What needs to be done: Without the images, output each record below as it stands.

Listed records:

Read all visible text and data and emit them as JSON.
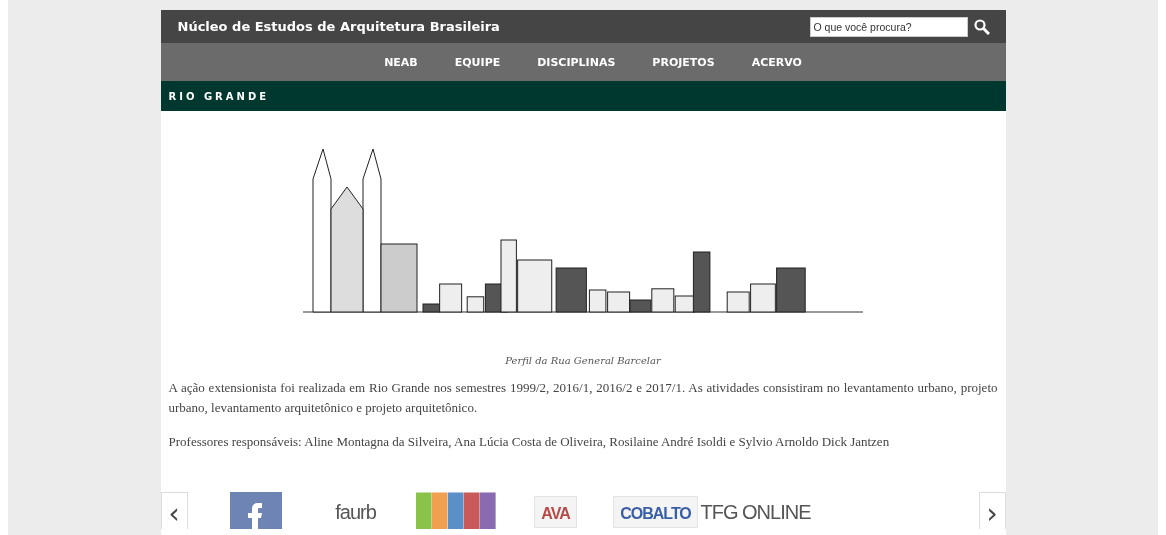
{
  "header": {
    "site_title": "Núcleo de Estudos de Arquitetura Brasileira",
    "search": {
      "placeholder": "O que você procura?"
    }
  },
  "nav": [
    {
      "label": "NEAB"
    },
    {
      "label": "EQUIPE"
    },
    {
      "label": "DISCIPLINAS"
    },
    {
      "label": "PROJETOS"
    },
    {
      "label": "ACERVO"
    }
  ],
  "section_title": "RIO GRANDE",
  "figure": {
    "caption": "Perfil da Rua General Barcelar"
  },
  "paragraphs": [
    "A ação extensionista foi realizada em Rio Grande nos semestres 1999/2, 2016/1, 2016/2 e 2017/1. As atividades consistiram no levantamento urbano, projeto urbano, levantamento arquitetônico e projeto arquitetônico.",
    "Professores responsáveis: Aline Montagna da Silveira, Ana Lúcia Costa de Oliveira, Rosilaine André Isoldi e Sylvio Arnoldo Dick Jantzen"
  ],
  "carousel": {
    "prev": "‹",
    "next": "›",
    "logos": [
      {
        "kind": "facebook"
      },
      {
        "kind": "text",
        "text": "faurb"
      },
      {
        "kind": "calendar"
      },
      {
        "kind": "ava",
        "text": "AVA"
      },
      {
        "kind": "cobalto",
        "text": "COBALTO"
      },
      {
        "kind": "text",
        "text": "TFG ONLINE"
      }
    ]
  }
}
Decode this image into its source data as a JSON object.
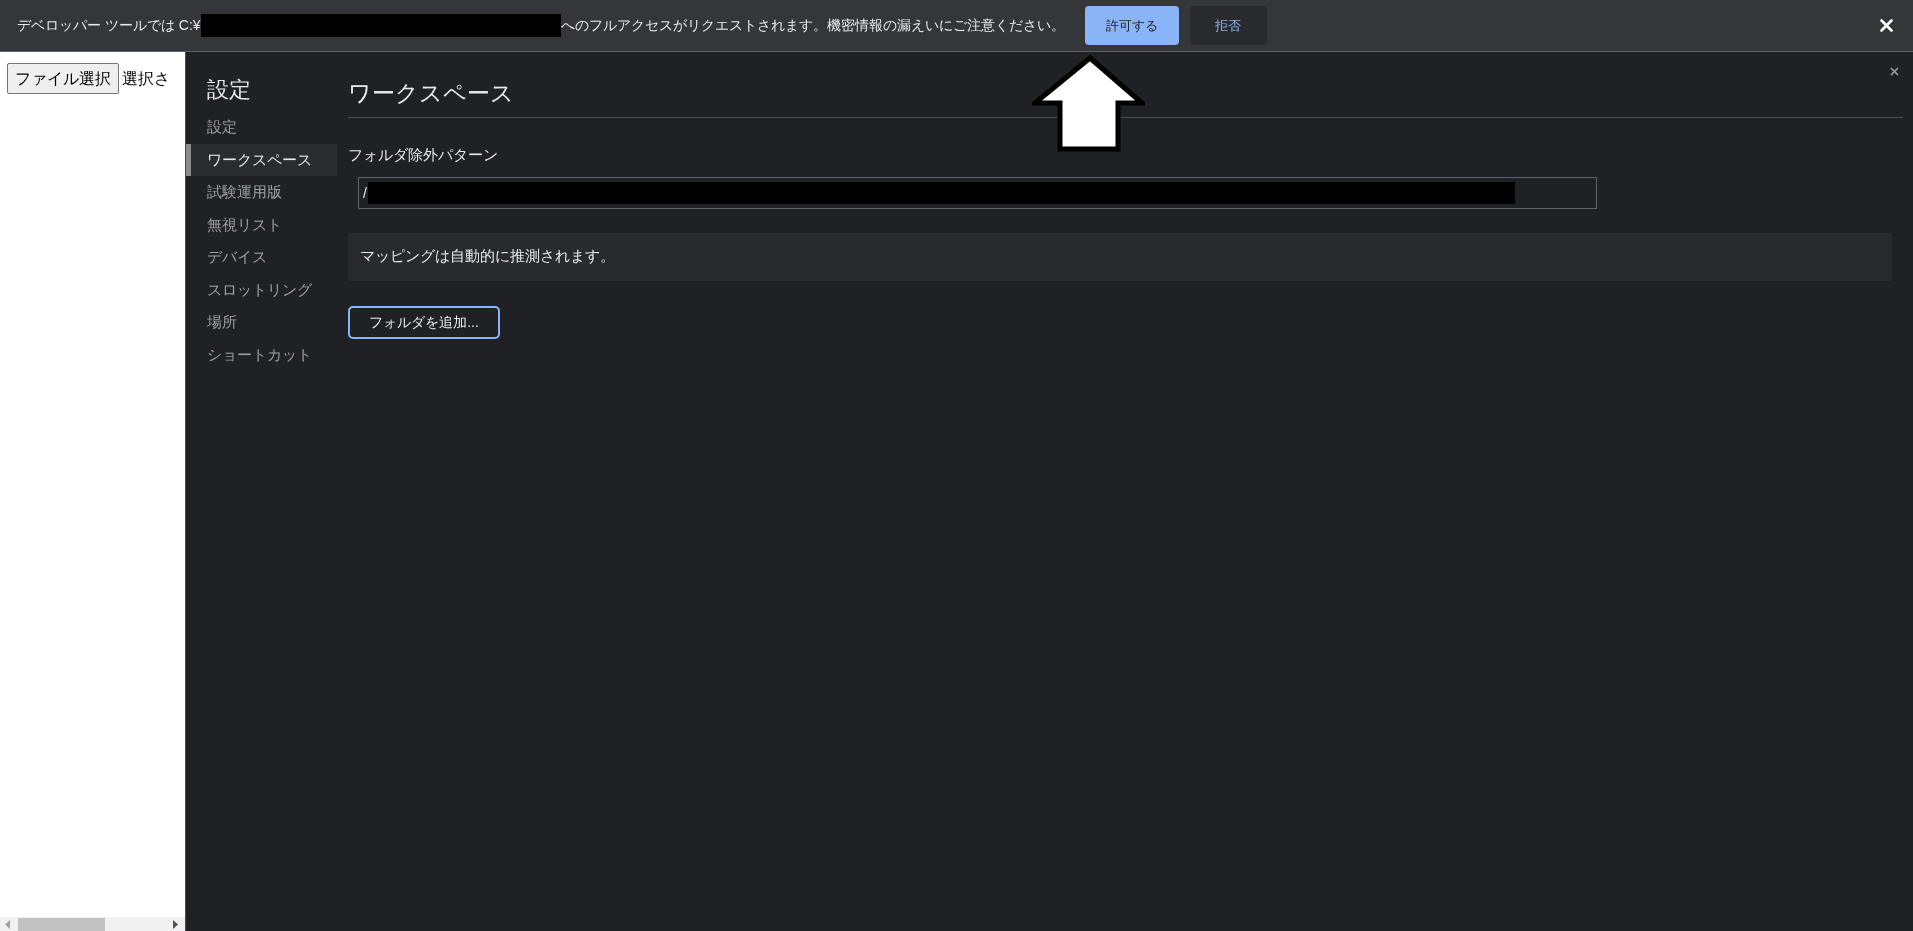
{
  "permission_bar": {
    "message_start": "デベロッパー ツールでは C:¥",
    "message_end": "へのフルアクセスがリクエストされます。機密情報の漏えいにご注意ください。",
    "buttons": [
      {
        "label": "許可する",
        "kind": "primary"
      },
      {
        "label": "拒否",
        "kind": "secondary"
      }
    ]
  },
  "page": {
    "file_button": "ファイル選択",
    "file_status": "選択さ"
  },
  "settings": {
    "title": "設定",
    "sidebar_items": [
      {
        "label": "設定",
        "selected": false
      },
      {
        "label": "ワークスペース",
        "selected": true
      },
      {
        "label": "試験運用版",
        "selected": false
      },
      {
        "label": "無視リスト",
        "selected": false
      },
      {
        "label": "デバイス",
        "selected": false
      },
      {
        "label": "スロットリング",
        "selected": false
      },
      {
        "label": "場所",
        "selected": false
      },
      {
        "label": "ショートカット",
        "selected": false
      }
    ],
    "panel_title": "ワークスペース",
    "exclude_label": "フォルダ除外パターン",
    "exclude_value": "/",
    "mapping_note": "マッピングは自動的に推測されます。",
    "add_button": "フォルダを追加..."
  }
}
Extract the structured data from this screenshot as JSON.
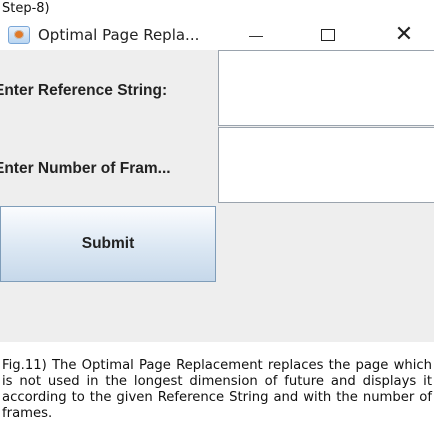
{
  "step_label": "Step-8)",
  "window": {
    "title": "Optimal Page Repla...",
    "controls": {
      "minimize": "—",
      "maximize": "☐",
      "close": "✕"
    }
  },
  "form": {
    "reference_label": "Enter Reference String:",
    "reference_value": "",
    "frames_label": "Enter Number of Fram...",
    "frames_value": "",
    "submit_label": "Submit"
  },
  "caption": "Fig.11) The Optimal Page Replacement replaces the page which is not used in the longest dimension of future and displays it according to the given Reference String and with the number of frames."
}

Response:
Read all visible text and data and emit them as JSON.
{
  "header": {
    "site_title": "Núcleo de Estudos de Arquitetura Brasileira",
    "search": {
      "placeholder": "O que você procura?"
    }
  },
  "nav": [
    {
      "label": "NEAB"
    },
    {
      "label": "EQUIPE"
    },
    {
      "label": "DISCIPLINAS"
    },
    {
      "label": "PROJETOS"
    },
    {
      "label": "ACERVO"
    }
  ],
  "section_title": "RIO GRANDE",
  "figure": {
    "caption": "Perfil da Rua General Barcelar"
  },
  "paragraphs": [
    "A ação extensionista foi realizada em Rio Grande nos semestres 1999/2, 2016/1, 2016/2 e 2017/1. As atividades consistiram no levantamento urbano, projeto urbano, levantamento arquitetônico e projeto arquitetônico.",
    "Professores responsáveis: Aline Montagna da Silveira, Ana Lúcia Costa de Oliveira, Rosilaine André Isoldi e Sylvio Arnoldo Dick Jantzen"
  ],
  "carousel": {
    "prev": "‹",
    "next": "›",
    "logos": [
      {
        "kind": "facebook"
      },
      {
        "kind": "text",
        "text": "faurb"
      },
      {
        "kind": "calendar"
      },
      {
        "kind": "ava",
        "text": "AVA"
      },
      {
        "kind": "cobalto",
        "text": "COBALTO"
      },
      {
        "kind": "text",
        "text": "TFG ONLINE"
      }
    ]
  }
}
Decode this image into its source data as a JSON object.
{
  "permission_bar": {
    "message_start": "デベロッパー ツールでは C:¥",
    "message_end": "へのフルアクセスがリクエストされます。機密情報の漏えいにご注意ください。",
    "buttons": [
      {
        "label": "許可する",
        "kind": "primary"
      },
      {
        "label": "拒否",
        "kind": "secondary"
      }
    ]
  },
  "page": {
    "file_button": "ファイル選択",
    "file_status": "選択さ"
  },
  "settings": {
    "title": "設定",
    "sidebar_items": [
      {
        "label": "設定",
        "selected": false
      },
      {
        "label": "ワークスペース",
        "selected": true
      },
      {
        "label": "試験運用版",
        "selected": false
      },
      {
        "label": "無視リスト",
        "selected": false
      },
      {
        "label": "デバイス",
        "selected": false
      },
      {
        "label": "スロットリング",
        "selected": false
      },
      {
        "label": "場所",
        "selected": false
      },
      {
        "label": "ショートカット",
        "selected": false
      }
    ],
    "panel_title": "ワークスペース",
    "exclude_label": "フォルダ除外パターン",
    "exclude_value": "/",
    "mapping_note": "マッピングは自動的に推測されます。",
    "add_button": "フォルダを追加..."
  }
}
Extract the structured data from this screenshot as JSON.
{
  "step_label": "Step-8)",
  "window": {
    "title": "Optimal Page Repla...",
    "controls": {
      "minimize": "—",
      "maximize": "☐",
      "close": "✕"
    }
  },
  "form": {
    "reference_label": "Enter Reference String:",
    "reference_value": "",
    "frames_label": "Enter Number of Fram...",
    "frames_value": "",
    "submit_label": "Submit"
  },
  "caption": "Fig.11) The Optimal Page Replacement replaces the page which is not used in the longest dimension of future and displays it according to the given Reference String and with the number of frames."
}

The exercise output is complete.